Assigned task: Where does the word "label" show up in the records? Copy every line that has it.

── Task input ──

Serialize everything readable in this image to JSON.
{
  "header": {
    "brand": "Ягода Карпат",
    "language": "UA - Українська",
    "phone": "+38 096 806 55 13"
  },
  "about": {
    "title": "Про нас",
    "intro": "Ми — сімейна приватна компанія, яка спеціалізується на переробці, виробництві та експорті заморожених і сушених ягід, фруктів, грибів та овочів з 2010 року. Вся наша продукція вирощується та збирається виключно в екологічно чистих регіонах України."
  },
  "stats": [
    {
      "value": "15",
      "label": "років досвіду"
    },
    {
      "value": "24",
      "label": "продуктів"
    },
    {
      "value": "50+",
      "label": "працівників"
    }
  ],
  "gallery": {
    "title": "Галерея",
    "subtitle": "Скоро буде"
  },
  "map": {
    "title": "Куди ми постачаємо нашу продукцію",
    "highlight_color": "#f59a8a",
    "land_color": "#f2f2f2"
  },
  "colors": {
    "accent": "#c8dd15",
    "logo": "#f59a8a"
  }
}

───

Answer box:
      "label": "років досвіду"
      "label": "продуктів"
      "label": "працівників"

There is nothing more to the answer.